"Bubble baths and dark chocolate may be antidotes to a hectic world — but self-care is more than indulgence. It's about slowing down and tuning into the subtle wisdom of your body and your mind. It's coming home to yourself, relishing in the hallways of your imagination, rejuvenating without external stimuli, and trusting that doing so is not selfish.

"The summer solstice is an apt time to welcome ourselves home to the practices that nurture our bodies and nourish our souls. Through the ritual of showing up to these practices, whatever those may be, we remain anchored to the core of our being as we navigate the peaks and valleys of life.

"Practicing self-care creates bodily space for an expanding mind. A person cannot serve from an empty well. In order to live a life of embodied empathy and compassion, we may have to put a pause on responsibilities so that we may fill our own coffers. This is why coming to the mat in practice feels like coming home: when we tune into the mind-body connection with unfettered attention, we settle into ourselves. We literally come home to the self.

"The set of niyamas in Patanjali's Yoga Sutras can be seen as an ethical code and prescription for self-care. These guidelines instruct us on how to live from the inside out, how to treat our body, how to cultivate room for mental and spiritual growth. It is important that we approach these directives with compassion. Being gentle to ourselves — to forgive ourselves when we do not live up to the standards we've set — is its own form of self-care.

"Cancer season is associated with family and memory, and coincides with the summer solstice. The start of summer signifies a homecoming after the frenetic phase of the sun's journey through Gemini. Fiercely protective, Cancerian energy may stimulate a desire to nest. Cancer is symbolized by the Crab — which, of course, carries its home wherever it goes, its hard external shell protecting its soft underbelly. While this nurturing instinct often manifests outwardly as a desire or need to take care of others, it can also be turned inward as a charge to nurture oneself. . . .

This Week: Date Night for One

"Treat yourself to a date night. Leave your devices at home — a date night with your higher self is not a date night with Instagram! — and take yourself to a restaurant you've been meaning to try, a play you've been wanting to see, or to the park with a small picnic. Make it special: approach this as you would a date night with a loved one. Try not to be distracted or fill the time by reading or listening to music. Instead, listen to the conversations that cycle through your mind. Coming home to yourself is a gift. Self-care is taking the time to be alone and enjoying the comfort of your own company and thoughts in a kind and loving manner.

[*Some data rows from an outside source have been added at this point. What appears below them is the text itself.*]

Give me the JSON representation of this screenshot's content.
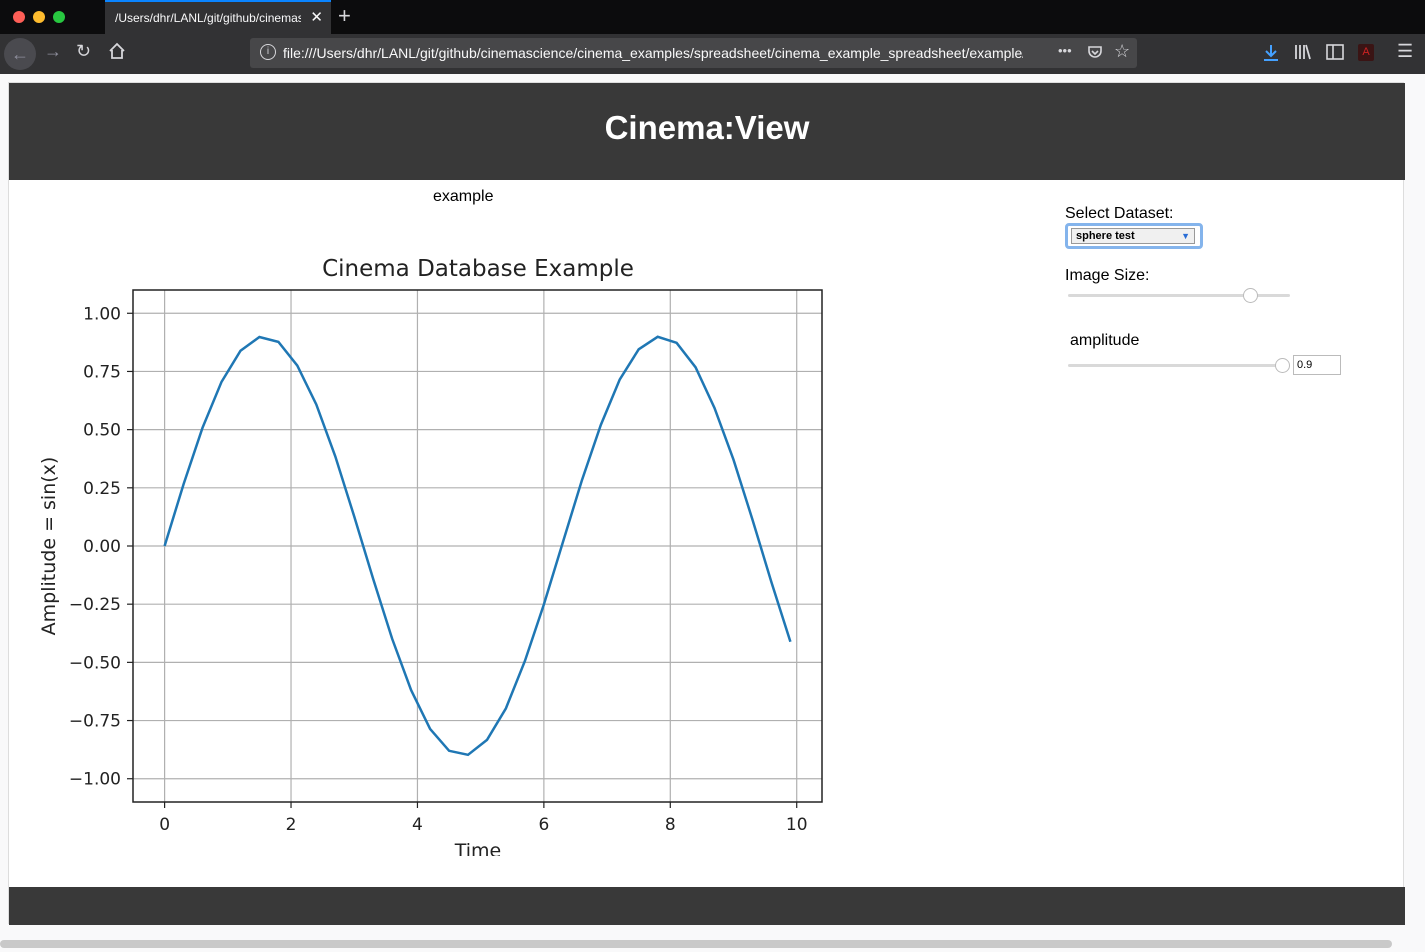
{
  "browser": {
    "tab_title": "/Users/dhr/LANL/git/github/cinemascience/cinema_examples/spreadsheet/cinema_example_spreadsheet/example",
    "tab_close": "✕",
    "new_tab": "+",
    "url": "file:///Users/dhr/LANL/git/github/cinemascience/cinema_examples/spreadsheet/cinema_example_spreadsheet/example/index.html",
    "page_actions": "•••"
  },
  "app": {
    "title": "Cinema:View",
    "image_label": "example"
  },
  "controls": {
    "dataset_label": "Select Dataset:",
    "dataset_value": "sphere test",
    "image_size_label": "Image Size:",
    "image_size_level": 0.82,
    "amplitude_label": "amplitude",
    "amplitude_level": 1.0,
    "amplitude_value": "0.9"
  },
  "icons": [
    "back-icon",
    "forward-icon",
    "reload-icon",
    "home-icon",
    "info-icon",
    "pocket-icon",
    "bookmark-star-icon",
    "download-icon",
    "library-icon",
    "sidebar-icon",
    "pdf-icon",
    "menu-icon"
  ],
  "colors": {
    "header": "#393939",
    "line": "#1f77b4",
    "focus": "#84b4ec"
  },
  "chart_data": {
    "type": "line",
    "title": "Cinema Database Example",
    "xlabel": "Time",
    "ylabel": "Amplitude = sin(x)",
    "xlim": [
      -0.5,
      10.4
    ],
    "ylim": [
      -1.1,
      1.1
    ],
    "xticks": [
      0,
      2,
      4,
      6,
      8,
      10
    ],
    "xtick_labels": [
      "0",
      "2",
      "4",
      "6",
      "8",
      "10"
    ],
    "yticks": [
      1.0,
      0.75,
      0.5,
      0.25,
      0.0,
      -0.25,
      -0.5,
      -0.75,
      -1.0
    ],
    "ytick_labels": [
      "1.00",
      "0.75",
      "0.50",
      "0.25",
      "0.00",
      "−0.25",
      "−0.50",
      "−0.75",
      "−1.00"
    ],
    "grid": true,
    "series": [
      {
        "x": [
          0,
          0.3,
          0.6,
          0.9,
          1.2,
          1.5,
          1.8,
          2.1,
          2.4,
          2.7,
          3.0,
          3.3,
          3.6,
          3.9,
          4.2,
          4.5,
          4.8,
          5.1,
          5.4,
          5.7,
          6.0,
          6.3,
          6.6,
          6.9,
          7.2,
          7.5,
          7.8,
          8.1,
          8.4,
          8.7,
          9.0,
          9.3,
          9.6,
          9.9
        ],
        "y": [
          0.0,
          0.266,
          0.508,
          0.705,
          0.839,
          0.898,
          0.877,
          0.775,
          0.608,
          0.385,
          0.127,
          -0.142,
          -0.399,
          -0.619,
          -0.786,
          -0.88,
          -0.897,
          -0.833,
          -0.698,
          -0.494,
          -0.251,
          0.015,
          0.281,
          0.52,
          0.715,
          0.845,
          0.899,
          0.873,
          0.768,
          0.593,
          0.371,
          0.113,
          -0.155,
          -0.411
        ]
      }
    ]
  }
}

Dharma Talk

"When we return to our roots, to the places and foundations of family and truth, we create home in ourselves; we nurture courage to grow and to change. When we tune in and settle into the home of the heart, we honor that which feeds the soul and makes us whole."